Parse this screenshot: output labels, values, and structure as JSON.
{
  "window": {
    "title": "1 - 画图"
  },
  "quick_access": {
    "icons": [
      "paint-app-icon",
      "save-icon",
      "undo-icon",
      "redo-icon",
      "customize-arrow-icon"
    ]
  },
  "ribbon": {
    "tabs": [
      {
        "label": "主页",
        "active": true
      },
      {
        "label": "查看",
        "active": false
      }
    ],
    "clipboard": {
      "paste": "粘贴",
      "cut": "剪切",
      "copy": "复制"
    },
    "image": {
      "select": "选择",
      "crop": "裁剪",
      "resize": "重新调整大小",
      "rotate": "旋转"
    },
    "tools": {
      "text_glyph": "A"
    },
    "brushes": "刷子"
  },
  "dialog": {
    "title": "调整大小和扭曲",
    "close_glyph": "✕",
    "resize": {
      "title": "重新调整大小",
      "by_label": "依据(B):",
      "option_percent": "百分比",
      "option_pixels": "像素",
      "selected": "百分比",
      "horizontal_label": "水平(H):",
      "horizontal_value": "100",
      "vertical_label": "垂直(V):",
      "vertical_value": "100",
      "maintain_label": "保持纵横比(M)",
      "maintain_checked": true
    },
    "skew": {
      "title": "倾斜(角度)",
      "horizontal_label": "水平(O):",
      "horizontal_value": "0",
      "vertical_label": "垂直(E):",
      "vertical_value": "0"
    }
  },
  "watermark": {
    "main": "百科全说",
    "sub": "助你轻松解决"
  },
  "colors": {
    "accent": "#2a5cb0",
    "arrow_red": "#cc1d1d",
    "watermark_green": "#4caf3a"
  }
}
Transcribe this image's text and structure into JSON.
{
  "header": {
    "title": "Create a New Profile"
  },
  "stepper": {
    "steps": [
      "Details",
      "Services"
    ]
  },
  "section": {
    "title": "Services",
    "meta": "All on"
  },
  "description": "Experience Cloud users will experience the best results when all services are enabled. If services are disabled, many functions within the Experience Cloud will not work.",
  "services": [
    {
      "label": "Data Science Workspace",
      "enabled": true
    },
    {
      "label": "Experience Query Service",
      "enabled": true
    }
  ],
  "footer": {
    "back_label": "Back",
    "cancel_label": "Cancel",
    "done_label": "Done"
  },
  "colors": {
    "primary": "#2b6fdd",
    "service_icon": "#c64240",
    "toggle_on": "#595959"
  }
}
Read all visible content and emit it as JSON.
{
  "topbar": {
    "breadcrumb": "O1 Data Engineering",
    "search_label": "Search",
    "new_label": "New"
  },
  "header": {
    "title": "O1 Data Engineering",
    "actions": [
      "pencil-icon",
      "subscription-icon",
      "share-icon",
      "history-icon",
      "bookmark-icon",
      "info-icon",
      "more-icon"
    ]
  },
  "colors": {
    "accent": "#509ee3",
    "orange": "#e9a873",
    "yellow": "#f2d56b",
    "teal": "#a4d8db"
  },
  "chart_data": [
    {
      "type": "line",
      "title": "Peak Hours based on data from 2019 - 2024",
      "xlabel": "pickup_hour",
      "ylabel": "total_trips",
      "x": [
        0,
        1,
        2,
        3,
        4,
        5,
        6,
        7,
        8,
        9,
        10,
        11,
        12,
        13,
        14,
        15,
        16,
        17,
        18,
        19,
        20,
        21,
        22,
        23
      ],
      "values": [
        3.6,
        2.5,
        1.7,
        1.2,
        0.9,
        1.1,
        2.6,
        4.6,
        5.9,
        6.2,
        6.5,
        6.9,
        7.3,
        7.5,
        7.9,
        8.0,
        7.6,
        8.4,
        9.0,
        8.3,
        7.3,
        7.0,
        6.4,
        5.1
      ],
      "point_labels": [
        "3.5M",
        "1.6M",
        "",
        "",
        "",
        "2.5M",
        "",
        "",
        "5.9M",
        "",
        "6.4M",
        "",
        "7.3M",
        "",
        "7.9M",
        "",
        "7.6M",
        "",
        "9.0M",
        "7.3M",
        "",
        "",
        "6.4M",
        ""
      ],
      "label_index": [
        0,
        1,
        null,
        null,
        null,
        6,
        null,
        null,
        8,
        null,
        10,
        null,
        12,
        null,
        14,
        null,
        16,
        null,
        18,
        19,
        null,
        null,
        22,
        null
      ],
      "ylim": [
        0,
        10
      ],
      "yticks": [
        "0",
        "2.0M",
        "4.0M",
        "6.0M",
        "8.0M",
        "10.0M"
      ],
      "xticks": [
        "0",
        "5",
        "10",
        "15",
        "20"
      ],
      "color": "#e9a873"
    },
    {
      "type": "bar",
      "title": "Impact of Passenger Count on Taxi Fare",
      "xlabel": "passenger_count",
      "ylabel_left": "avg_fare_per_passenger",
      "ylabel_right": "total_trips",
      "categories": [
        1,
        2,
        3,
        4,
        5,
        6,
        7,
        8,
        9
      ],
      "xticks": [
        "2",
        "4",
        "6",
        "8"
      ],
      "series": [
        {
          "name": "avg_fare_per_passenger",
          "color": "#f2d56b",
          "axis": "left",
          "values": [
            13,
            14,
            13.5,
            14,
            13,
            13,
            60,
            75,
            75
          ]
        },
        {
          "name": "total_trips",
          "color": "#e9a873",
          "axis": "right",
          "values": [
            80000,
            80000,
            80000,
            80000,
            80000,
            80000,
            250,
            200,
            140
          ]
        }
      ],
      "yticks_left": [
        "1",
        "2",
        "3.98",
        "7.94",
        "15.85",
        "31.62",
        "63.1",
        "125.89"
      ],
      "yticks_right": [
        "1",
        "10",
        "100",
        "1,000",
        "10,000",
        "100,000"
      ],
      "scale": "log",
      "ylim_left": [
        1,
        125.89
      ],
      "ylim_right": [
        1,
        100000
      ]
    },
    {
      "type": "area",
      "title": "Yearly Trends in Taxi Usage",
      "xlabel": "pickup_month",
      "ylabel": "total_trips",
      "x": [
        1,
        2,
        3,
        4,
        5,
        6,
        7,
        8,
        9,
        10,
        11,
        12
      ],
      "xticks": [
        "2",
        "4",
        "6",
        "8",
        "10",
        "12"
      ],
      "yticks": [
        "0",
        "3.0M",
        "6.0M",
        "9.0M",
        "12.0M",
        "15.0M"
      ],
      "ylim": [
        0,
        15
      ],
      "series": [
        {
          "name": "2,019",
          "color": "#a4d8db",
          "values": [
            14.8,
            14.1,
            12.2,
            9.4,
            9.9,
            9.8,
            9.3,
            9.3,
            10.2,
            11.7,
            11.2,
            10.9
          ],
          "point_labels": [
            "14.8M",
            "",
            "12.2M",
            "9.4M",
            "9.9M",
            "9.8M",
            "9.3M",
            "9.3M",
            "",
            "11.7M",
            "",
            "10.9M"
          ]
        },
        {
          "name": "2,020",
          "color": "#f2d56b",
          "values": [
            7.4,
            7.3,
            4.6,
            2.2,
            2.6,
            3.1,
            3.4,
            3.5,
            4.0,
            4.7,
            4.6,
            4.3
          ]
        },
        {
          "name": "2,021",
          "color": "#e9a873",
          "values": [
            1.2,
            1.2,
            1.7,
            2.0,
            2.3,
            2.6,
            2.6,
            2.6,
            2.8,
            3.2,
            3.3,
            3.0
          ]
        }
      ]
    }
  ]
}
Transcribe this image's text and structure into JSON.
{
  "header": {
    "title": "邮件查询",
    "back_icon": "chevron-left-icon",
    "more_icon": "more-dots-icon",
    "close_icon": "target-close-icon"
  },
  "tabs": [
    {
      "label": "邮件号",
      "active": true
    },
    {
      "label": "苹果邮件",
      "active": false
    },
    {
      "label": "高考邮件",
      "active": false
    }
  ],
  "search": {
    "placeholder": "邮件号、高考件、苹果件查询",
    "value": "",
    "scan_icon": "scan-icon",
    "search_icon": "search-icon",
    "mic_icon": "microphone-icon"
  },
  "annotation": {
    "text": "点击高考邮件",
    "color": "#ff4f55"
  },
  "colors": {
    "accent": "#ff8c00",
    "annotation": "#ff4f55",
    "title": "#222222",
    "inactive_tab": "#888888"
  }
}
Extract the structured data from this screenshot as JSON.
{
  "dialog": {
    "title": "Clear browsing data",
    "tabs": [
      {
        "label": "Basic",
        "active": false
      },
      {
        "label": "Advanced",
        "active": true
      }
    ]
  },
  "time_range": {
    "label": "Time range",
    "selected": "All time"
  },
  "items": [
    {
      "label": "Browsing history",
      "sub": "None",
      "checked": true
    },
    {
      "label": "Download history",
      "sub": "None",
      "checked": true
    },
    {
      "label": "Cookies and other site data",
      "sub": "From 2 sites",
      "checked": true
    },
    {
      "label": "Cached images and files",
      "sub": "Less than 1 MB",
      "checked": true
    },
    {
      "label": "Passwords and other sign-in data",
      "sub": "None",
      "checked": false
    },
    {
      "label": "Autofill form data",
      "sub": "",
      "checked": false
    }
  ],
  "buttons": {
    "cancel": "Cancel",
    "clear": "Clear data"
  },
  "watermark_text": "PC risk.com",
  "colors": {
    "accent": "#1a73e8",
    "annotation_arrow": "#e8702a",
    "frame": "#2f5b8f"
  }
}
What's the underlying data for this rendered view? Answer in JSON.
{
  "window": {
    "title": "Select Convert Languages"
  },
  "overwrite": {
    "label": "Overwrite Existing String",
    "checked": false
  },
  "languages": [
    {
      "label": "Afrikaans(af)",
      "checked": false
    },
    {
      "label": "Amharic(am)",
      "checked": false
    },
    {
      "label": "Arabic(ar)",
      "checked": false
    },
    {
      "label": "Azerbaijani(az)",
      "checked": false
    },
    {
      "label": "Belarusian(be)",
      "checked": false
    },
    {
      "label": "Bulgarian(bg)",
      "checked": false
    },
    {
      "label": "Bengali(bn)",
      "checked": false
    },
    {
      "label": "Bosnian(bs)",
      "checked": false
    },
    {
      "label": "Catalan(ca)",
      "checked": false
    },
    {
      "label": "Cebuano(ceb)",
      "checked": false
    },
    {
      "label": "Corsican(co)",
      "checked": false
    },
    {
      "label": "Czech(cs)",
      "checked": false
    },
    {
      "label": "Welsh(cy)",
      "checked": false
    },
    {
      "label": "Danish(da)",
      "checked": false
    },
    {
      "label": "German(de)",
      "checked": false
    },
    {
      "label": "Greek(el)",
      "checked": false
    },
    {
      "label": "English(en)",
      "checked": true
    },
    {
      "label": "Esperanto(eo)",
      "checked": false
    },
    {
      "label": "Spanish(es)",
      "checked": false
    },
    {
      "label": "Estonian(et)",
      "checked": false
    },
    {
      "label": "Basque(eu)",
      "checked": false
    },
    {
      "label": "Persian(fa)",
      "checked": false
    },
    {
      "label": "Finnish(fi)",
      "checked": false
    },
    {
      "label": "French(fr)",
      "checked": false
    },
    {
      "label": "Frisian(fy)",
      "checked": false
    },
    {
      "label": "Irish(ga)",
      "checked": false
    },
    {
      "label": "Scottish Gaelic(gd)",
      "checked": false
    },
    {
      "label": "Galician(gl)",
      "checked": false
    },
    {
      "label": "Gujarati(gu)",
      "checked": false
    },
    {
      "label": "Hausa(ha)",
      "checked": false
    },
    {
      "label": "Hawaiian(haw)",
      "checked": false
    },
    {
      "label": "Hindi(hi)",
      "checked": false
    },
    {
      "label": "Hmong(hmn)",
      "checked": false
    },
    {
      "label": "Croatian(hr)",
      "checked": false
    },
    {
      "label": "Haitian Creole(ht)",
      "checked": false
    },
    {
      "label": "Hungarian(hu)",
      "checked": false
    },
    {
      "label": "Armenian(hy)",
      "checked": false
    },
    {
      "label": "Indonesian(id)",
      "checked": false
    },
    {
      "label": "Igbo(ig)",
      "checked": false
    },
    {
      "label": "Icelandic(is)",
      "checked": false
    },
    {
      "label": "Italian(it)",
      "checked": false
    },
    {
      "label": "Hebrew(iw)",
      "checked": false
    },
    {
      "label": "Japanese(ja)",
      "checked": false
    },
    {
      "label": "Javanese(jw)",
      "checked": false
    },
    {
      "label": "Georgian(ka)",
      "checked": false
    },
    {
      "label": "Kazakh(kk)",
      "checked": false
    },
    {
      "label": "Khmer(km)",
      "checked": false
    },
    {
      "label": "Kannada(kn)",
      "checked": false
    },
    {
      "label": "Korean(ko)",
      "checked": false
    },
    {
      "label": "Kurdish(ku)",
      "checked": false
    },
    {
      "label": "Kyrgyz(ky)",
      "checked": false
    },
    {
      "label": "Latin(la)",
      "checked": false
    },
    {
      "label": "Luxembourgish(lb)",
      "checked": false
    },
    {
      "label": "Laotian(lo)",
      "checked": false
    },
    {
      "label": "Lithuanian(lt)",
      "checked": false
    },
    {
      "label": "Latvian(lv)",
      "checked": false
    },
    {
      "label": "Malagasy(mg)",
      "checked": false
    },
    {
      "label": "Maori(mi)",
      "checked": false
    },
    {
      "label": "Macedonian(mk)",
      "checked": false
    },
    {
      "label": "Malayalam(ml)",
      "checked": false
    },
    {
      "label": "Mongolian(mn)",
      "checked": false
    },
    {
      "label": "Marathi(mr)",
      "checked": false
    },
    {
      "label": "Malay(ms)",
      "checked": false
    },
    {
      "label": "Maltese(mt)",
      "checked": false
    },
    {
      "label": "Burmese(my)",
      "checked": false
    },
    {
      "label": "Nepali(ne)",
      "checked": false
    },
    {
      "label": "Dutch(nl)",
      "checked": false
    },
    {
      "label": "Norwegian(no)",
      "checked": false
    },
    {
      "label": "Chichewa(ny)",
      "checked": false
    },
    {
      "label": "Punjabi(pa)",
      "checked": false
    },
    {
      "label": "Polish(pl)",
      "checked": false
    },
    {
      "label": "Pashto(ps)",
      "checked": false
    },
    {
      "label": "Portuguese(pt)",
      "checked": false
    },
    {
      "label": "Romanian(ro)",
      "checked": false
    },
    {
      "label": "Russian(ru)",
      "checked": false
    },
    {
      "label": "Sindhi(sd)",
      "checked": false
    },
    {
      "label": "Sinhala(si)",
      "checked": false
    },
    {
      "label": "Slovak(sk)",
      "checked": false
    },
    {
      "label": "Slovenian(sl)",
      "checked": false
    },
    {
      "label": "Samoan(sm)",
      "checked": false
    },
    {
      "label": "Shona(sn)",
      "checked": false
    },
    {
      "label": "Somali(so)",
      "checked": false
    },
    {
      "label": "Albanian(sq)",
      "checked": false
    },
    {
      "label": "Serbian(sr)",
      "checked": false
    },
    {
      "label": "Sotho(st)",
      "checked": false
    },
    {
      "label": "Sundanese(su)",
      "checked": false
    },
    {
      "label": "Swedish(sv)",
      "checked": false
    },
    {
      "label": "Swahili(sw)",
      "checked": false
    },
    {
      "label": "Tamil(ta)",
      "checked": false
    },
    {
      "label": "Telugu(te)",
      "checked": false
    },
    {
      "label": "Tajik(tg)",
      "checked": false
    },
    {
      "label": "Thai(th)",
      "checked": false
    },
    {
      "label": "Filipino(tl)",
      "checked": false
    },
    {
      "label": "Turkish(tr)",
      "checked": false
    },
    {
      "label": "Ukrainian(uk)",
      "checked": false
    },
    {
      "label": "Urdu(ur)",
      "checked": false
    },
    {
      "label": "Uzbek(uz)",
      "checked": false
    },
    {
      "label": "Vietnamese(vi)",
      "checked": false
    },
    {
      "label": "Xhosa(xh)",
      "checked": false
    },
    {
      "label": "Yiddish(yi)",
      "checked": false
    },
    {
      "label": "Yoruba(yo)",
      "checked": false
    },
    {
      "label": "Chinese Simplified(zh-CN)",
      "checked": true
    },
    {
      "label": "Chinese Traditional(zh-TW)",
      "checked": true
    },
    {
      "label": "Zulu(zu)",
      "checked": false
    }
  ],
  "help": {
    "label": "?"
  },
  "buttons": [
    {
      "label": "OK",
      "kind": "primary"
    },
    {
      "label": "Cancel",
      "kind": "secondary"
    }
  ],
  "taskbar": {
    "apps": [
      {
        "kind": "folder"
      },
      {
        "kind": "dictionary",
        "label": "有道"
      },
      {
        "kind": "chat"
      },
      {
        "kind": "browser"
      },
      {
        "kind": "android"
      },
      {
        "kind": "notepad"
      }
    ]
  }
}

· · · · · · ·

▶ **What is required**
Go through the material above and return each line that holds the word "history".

▶ **Problem solution**
      "history-icon",
      "label": "Browsing history",
      "label": "Download history",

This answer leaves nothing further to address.